[Exercise]
Print, exactly and with no pictures, the line containing "What's the underlying" and each line after it to the end of the entries below.

== Entries shown ==

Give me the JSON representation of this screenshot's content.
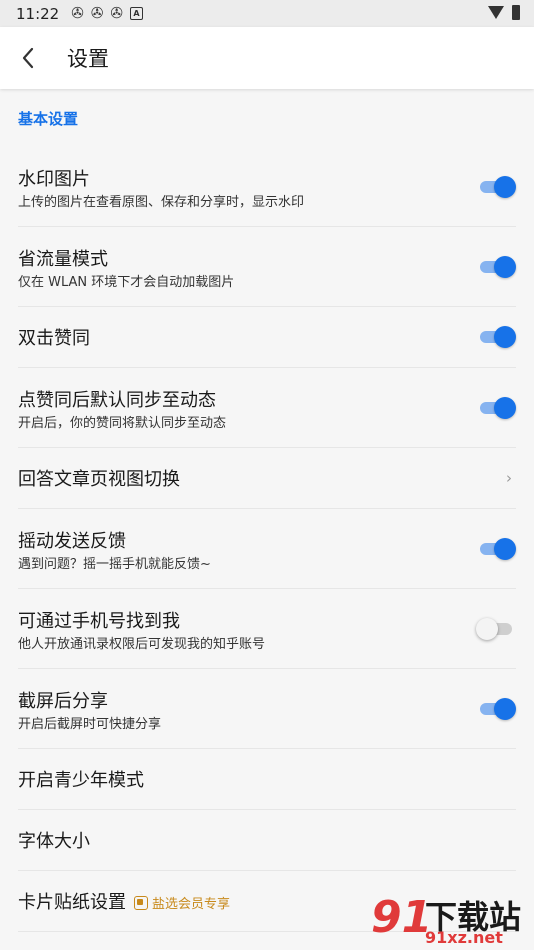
{
  "status_bar": {
    "time": "11:22",
    "notification_icons": [
      "pinwheel-icon",
      "pinwheel-icon",
      "pinwheel-icon",
      "a-icon"
    ],
    "right_icons": [
      "wifi-icon",
      "battery-icon"
    ]
  },
  "app_bar": {
    "title": "设置"
  },
  "section": {
    "label": "基本设置",
    "accent_color": "#1772e8"
  },
  "settings": [
    {
      "title": "水印图片",
      "subtitle": "上传的图片在查看原图、保存和分享时，显示水印",
      "control": "toggle",
      "on": true
    },
    {
      "title": "省流量模式",
      "subtitle": "仅在 WLAN 环境下才会自动加载图片",
      "control": "toggle",
      "on": true
    },
    {
      "title": "双击赞同",
      "subtitle": "",
      "control": "toggle",
      "on": true
    },
    {
      "title": "点赞同后默认同步至动态",
      "subtitle": "开启后，你的赞同将默认同步至动态",
      "control": "toggle",
      "on": true
    },
    {
      "title": "回答文章页视图切换",
      "subtitle": "",
      "control": "chevron",
      "chevron": "›"
    },
    {
      "title": "摇动发送反馈",
      "subtitle": "遇到问题？摇一摇手机就能反馈~",
      "control": "toggle",
      "on": true
    },
    {
      "title": "可通过手机号找到我",
      "subtitle": "他人开放通讯录权限后可发现我的知乎账号",
      "control": "toggle",
      "on": false
    },
    {
      "title": "截屏后分享",
      "subtitle": "开启后截屏时可快捷分享",
      "control": "toggle",
      "on": true
    },
    {
      "title": "开启青少年模式",
      "subtitle": "",
      "control": "none"
    },
    {
      "title": "字体大小",
      "subtitle": "",
      "control": "none"
    },
    {
      "title": "卡片贴纸设置",
      "subtitle": "",
      "control": "none",
      "badge": "盐选会员专享"
    }
  ],
  "watermark": {
    "number": "91",
    "title": "下载站",
    "site": "91xz.net"
  }
}
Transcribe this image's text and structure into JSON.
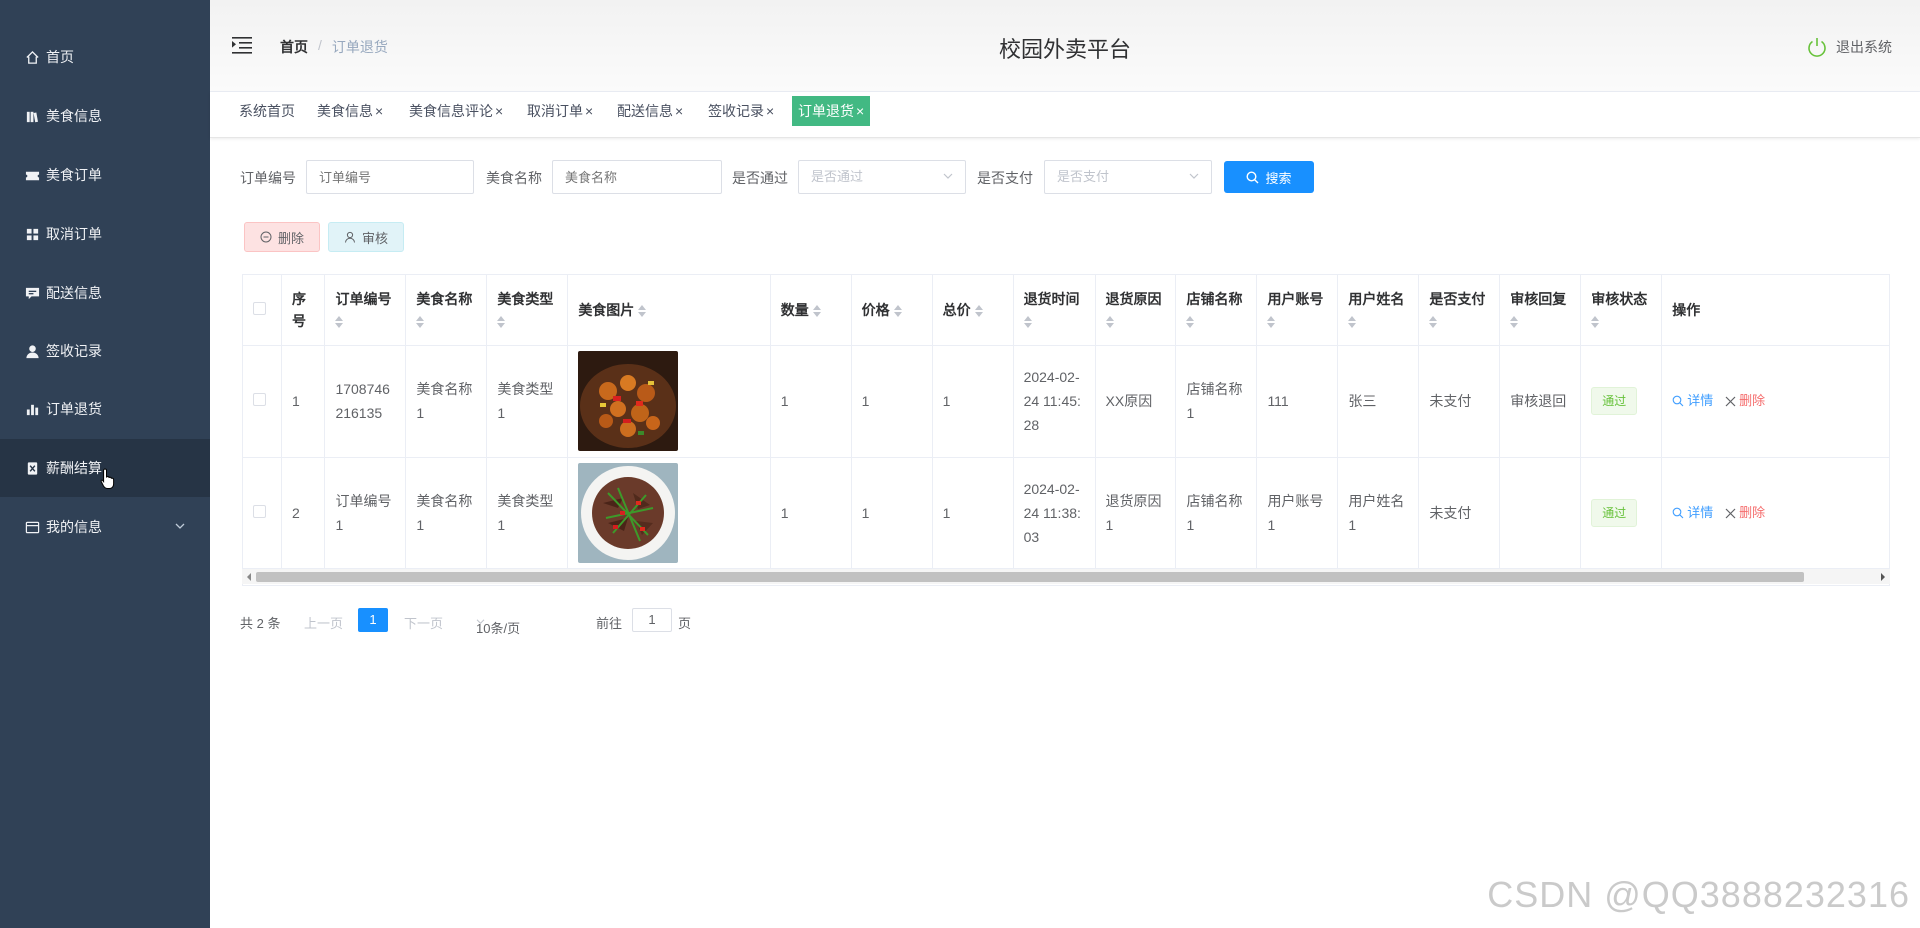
{
  "sidebar": {
    "items": [
      {
        "label": "首页",
        "icon": "home-icon"
      },
      {
        "label": "美食信息",
        "icon": "library-icon"
      },
      {
        "label": "美食订单",
        "icon": "ticket-icon"
      },
      {
        "label": "取消订单",
        "icon": "grid-icon"
      },
      {
        "label": "配送信息",
        "icon": "chat-icon"
      },
      {
        "label": "签收记录",
        "icon": "user-icon"
      },
      {
        "label": "订单退货",
        "icon": "bar-chart-icon"
      },
      {
        "label": "薪酬结算",
        "icon": "document-icon"
      },
      {
        "label": "我的信息",
        "icon": "card-icon"
      }
    ]
  },
  "header": {
    "breadcrumb_home": "首页",
    "breadcrumb_sep": "/",
    "breadcrumb_current": "订单退货",
    "title": "校园外卖平台",
    "logout": "退出系统"
  },
  "tags": [
    {
      "label": "系统首页",
      "closable": false
    },
    {
      "label": "美食信息",
      "closable": true
    },
    {
      "label": "美食信息评论",
      "closable": true
    },
    {
      "label": "取消订单",
      "closable": true
    },
    {
      "label": "配送信息",
      "closable": true
    },
    {
      "label": "签收记录",
      "closable": true
    },
    {
      "label": "订单退货",
      "closable": true,
      "active": true
    }
  ],
  "tag_close": "×",
  "search": {
    "order_no_label": "订单编号",
    "order_no_placeholder": "订单编号",
    "food_name_label": "美食名称",
    "food_name_placeholder": "美食名称",
    "passed_label": "是否通过",
    "passed_placeholder": "是否通过",
    "paid_label": "是否支付",
    "paid_placeholder": "是否支付",
    "button": "搜索"
  },
  "actions": {
    "delete": "删除",
    "audit": "审核"
  },
  "table": {
    "headers": [
      "序号",
      "订单编号",
      "美食名称",
      "美食类型",
      "美食图片",
      "数量",
      "价格",
      "总价",
      "退货时间",
      "退货原因",
      "店铺名称",
      "用户账号",
      "用户姓名",
      "是否支付",
      "审核回复",
      "审核状态",
      "操作"
    ],
    "rows": [
      {
        "index": "1",
        "order_no": "1708746216135",
        "food_name": "美食名称1",
        "food_type": "美食类型1",
        "quantity": "1",
        "price": "1",
        "total": "1",
        "return_time": "2024-02-24 11:45:28",
        "reason": "XX原因",
        "shop": "店铺名称1",
        "account": "111",
        "username": "张三",
        "paid": "未支付",
        "reply": "审核退回",
        "status": "通过"
      },
      {
        "index": "2",
        "order_no": "订单编号1",
        "food_name": "美食名称1",
        "food_type": "美食类型1",
        "quantity": "1",
        "price": "1",
        "total": "1",
        "return_time": "2024-02-24 11:38:03",
        "reason": "退货原因1",
        "shop": "店铺名称1",
        "account": "用户账号1",
        "username": "用户姓名1",
        "paid": "未支付",
        "reply": "",
        "status": "通过"
      }
    ],
    "op_detail": "详情",
    "op_delete": "删除"
  },
  "pager": {
    "total": "共 2 条",
    "prev": "上一页",
    "current": "1",
    "next": "下一页",
    "size": "10条/页",
    "goto": "前往",
    "goto_value": "1",
    "page_unit": "页"
  },
  "watermark": "CSDN @QQ3888232316",
  "colors": {
    "sidebar_bg": "#304156",
    "primary": "#1890ff",
    "active_tag": "#42b983",
    "success": "#67c23a"
  }
}
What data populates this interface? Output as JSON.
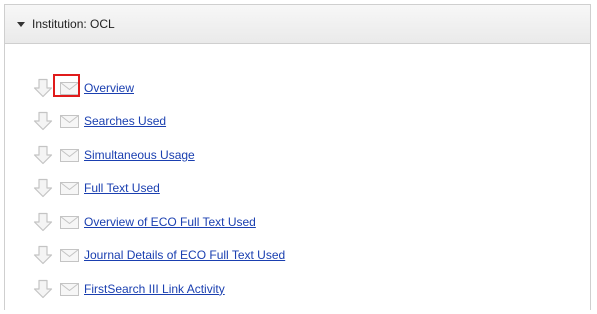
{
  "panel": {
    "title": "Institution: OCL",
    "collapse_icon": "triangle-down-icon"
  },
  "reports": [
    {
      "label": "Overview",
      "download_icon": "download-arrow-icon",
      "email_icon": "email-envelope-icon",
      "highlighted": true
    },
    {
      "label": "Searches Used",
      "download_icon": "download-arrow-icon",
      "email_icon": "email-envelope-icon",
      "highlighted": false
    },
    {
      "label": "Simultaneous Usage",
      "download_icon": "download-arrow-icon",
      "email_icon": "email-envelope-icon",
      "highlighted": false
    },
    {
      "label": "Full Text Used",
      "download_icon": "download-arrow-icon",
      "email_icon": "email-envelope-icon",
      "highlighted": false
    },
    {
      "label": "Overview of ECO Full Text Used",
      "download_icon": "download-arrow-icon",
      "email_icon": "email-envelope-icon",
      "highlighted": false
    },
    {
      "label": "Journal Details of ECO Full Text Used",
      "download_icon": "download-arrow-icon",
      "email_icon": "email-envelope-icon",
      "highlighted": false
    },
    {
      "label": "FirstSearch III Link Activity",
      "download_icon": "download-arrow-icon",
      "email_icon": "email-envelope-icon",
      "highlighted": false
    }
  ],
  "colors": {
    "link": "#1a3fb0",
    "highlight_box": "#e01b1b",
    "icon_gray": "#c4c4c4"
  }
}
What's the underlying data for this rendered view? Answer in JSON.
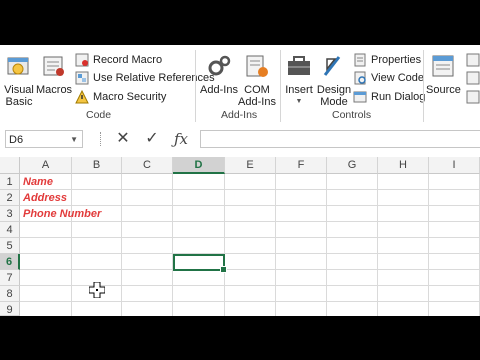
{
  "ribbon": {
    "code": {
      "visual_basic": "Visual\nBasic",
      "macros": "Macros",
      "record_macro": "Record Macro",
      "relative_refs": "Use Relative References",
      "macro_security": "Macro Security",
      "label": "Code"
    },
    "addins": {
      "addins": "Add-Ins",
      "com_addins": "COM\nAdd-Ins",
      "label": "Add-Ins"
    },
    "controls": {
      "insert": "Insert",
      "design_mode": "Design\nMode",
      "properties": "Properties",
      "view_code": "View Code",
      "run_dialog": "Run Dialog",
      "label": "Controls"
    },
    "xml": {
      "source": "Source"
    }
  },
  "formula_bar": {
    "name_box": "D6",
    "formula": ""
  },
  "sheet": {
    "columns": [
      "A",
      "B",
      "C",
      "D",
      "E",
      "F",
      "G",
      "H",
      "I"
    ],
    "rows": [
      "1",
      "2",
      "3",
      "4",
      "5",
      "6",
      "7",
      "8",
      "9"
    ],
    "selected_column": "D",
    "selected_row": "6",
    "cells": {
      "A1": "Name",
      "A2": "Address",
      "A3": "Phone Number"
    }
  },
  "colors": {
    "accent": "#217346",
    "cell_text": "#e23b3b"
  }
}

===

[Answer box]
What's the underlying data for this rendered view? Answer in JSON.
{
  "ribbon": {
    "code": {
      "visual_basic": "Visual\nBasic",
      "macros": "Macros",
      "record_macro": "Record Macro",
      "relative_refs": "Use Relative References",
      "macro_security": "Macro Security",
      "label": "Code"
    },
    "addins": {
      "addins": "Add-Ins",
      "com_addins": "COM\nAdd-Ins",
      "label": "Add-Ins"
    },
    "controls": {
      "insert": "Insert",
      "design_mode": "Design\nMode",
      "properties": "Properties",
      "view_code": "View Code",
      "run_dialog": "Run Dialog",
      "label": "Controls"
    },
    "xml": {
      "source": "Source"
    }
  },
  "formula_bar": {
    "name_box": "D6",
    "formula": ""
  },
  "sheet": {
    "columns": [
      "A",
      "B",
      "C",
      "D",
      "E",
      "F",
      "G",
      "H",
      "I"
    ],
    "rows": [
      "1",
      "2",
      "3",
      "4",
      "5",
      "6",
      "7",
      "8",
      "9"
    ],
    "selected_column": "D",
    "selected_row": "6",
    "cells": {
      "A1": "Name",
      "A2": "Address",
      "A3": "Phone Number"
    }
  },
  "colors": {
    "accent": "#217346",
    "cell_text": "#e23b3b"
  }
}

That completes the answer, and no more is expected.